On January 15, MSHA published its final rule on proximity detection systems for continuous mining machines in underground coal mines. Full-face continuous mining machines are exempt from the final rule. There are currently four different proximity detection systems that have been approved under the permissibility regulations (see 30 C.F.R. § 18).
The proximity detection systems standard will be incorporated into 30 C.F.R. §75.1732. The final rule takes effect on March 16, but has an incremental phase-in process, depending on the status of the equipment being used.
While some mine operators have already implemented proximity detection systems for certain equipment, MSHA’s rule makes these systems mandatory for all continuous mining machines used underground, and establishes standards for their performance, examination, recordkeeping, training, and testing. Because MSHA has concluded that other equipment presents similar pinning/crushing/striking hazards, it has initiated rulemaking regarding the implementation of proximity detection systems on other equipment as well; however, this rulemaking relating to 30 C.F.R. §75.1732 relates only to continuous mining machines used in underground coal mines.
GENERAL REQUIREMENTS FOR PROXIMITY DETECTION SYSTEMS
Proximity detection systems consist of machine-mounted components and miner-wearable components. The system must provide an audible and visual alarm that can be distinguished from other kinds of alarms whenever the miner-wearable component comes close to the machine-mounted component, such that a miner would be able to move out of the way in time to avoid being struck by the machine.
The final rule requires that the system be able to cause a machine that is tramming or repositioning to stop before contacting a miner. When the system detects that it is in danger of contacting a miner, it should cease all machine movement, as well as any conveyor swing movement. Machines do not have to give a warning or stop while they are cutting coal or rock.
All miners on the working section are required to carry the miner-wearable component at all times, during both production and maintenance shifts.
While the rule becomes effective on March 16, these obligations will be phased in over a three-year period. The relatively long phase-in is intended to enable mine operators who will meet their obligations by retrofitting existing equipment already in service to do so during scheduled rebuilds and downtime. New machines manufactured after the effective date of the rule must comply by November 16. Machines that are already equipped with an existing proximity detection system as of March 16, must comply with the standard’s requirements by September 16, 2016.
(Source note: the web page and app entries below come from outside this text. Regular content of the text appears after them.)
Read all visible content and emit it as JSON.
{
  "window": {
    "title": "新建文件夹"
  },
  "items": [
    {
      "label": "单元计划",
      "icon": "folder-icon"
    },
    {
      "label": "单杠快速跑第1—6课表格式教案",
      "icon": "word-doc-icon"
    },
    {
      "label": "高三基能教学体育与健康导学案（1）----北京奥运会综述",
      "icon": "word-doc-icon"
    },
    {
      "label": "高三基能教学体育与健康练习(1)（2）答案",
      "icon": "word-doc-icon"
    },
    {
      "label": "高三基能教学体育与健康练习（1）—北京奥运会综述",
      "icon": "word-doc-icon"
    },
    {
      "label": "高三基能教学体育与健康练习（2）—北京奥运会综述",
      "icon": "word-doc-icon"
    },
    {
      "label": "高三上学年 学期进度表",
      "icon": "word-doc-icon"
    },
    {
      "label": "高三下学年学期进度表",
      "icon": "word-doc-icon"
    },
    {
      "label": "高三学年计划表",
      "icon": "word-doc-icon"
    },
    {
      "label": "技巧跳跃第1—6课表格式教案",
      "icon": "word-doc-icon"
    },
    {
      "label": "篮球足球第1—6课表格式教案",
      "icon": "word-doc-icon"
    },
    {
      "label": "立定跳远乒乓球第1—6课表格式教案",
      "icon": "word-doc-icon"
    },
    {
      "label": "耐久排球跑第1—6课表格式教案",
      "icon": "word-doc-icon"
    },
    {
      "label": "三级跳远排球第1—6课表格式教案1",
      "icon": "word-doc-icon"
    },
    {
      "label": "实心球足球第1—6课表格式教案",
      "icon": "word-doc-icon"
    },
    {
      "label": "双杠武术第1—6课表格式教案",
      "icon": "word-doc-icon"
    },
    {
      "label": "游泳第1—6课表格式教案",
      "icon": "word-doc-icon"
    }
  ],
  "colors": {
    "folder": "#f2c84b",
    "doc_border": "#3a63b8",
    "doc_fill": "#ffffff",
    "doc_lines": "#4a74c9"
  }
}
Machines that are manufactured before March 16, but not equipped with a proximity detection system on the effective date, must be in compliance with 30 C.F.R. §75.1732 by March 16, 2018. Operators should note that while they have up to three years to retrofit such machines, if they place a continuous miner into service with a system at any point during that three years, it must comply with the requirements of 30 C.F.R. §75.1732 at the time it is placed into service.
Operators must comply with the training, examination, and recordkeeping requirements as soon as a continuous mining machine is placed into service with a proximity detection system. Any operator retrofitting an existing piece of equipment must obtain MSHA approval to add the required machine-mounted components.
TRAINING, EXAMINATION AND RECORDKEEPING
All miners who will be present on the working section must receive new task training on the function and use of the proximity detection system prior to implementation. MSHA stated that this should include hands-on training during supervised non-production activities.
The final rule requires that the system, including both the machine mounted and miner-wearable components, must be checked every shift the machine is used, including partial-shifts and shifts that begin with hot-seat transitions. Operators must designate a specific person responsible for checking the machine-mounted components each shift; that individual need not be qualified to perform electrical work.
At the completion of each check of the machine-mounted components, a certified person must certify with dates, times, and initials, that the check was conducted. In addition, any defects found during the check, along with a description and time of any corrective actions, must be recorded. Each mine must also maintain a record of all persons who are trained to install and perform maintenance on these systems. All of these records must be maintained for at least one year, and kept either in a secure book, or in a secure electronic format.
POTENTIAL ENFORCEMENT ISSUES DUE TO PERFORMANCE-BASED REQUIREMENTS
The proposed rule would have required proximity detection systems to warn miners when they came within 5 ft of the continuous miner. Responding to comments, MSHA modified the final rule to require systems to alert miners with an audible and visual warning before causing the machine to stop. The rule’s preamble clarifies that MSHA expects that such systems will provide warnings “at a distance that will allow the miner to move away before the proximity detection system causes the machine to stop.” With the lack of a set distance at which these systems are required to alarm, there may be disagreement, particularly during the early implementation of these systems, as to how early these systems should be alarming.
While expensive, these systems are likely to help reduce some of these preventable pinning/crushing/striking injuries that have occurred underground. This is exactly why some in the industry are already implementing proximity detection technology. Mine operators, however, must take care to fully comply with the other obligations in this rule beyond installing the required components.
Max Multer, an attorney for Dinsmore & Shohl, has broad experience counseling clients on their regulatory obligations and providing representation in federal investigations and enforcement proceedings. He has been published in peer-reviewed law journals and industry publications, and advises on topics ranging from SEC filings to workplace safety.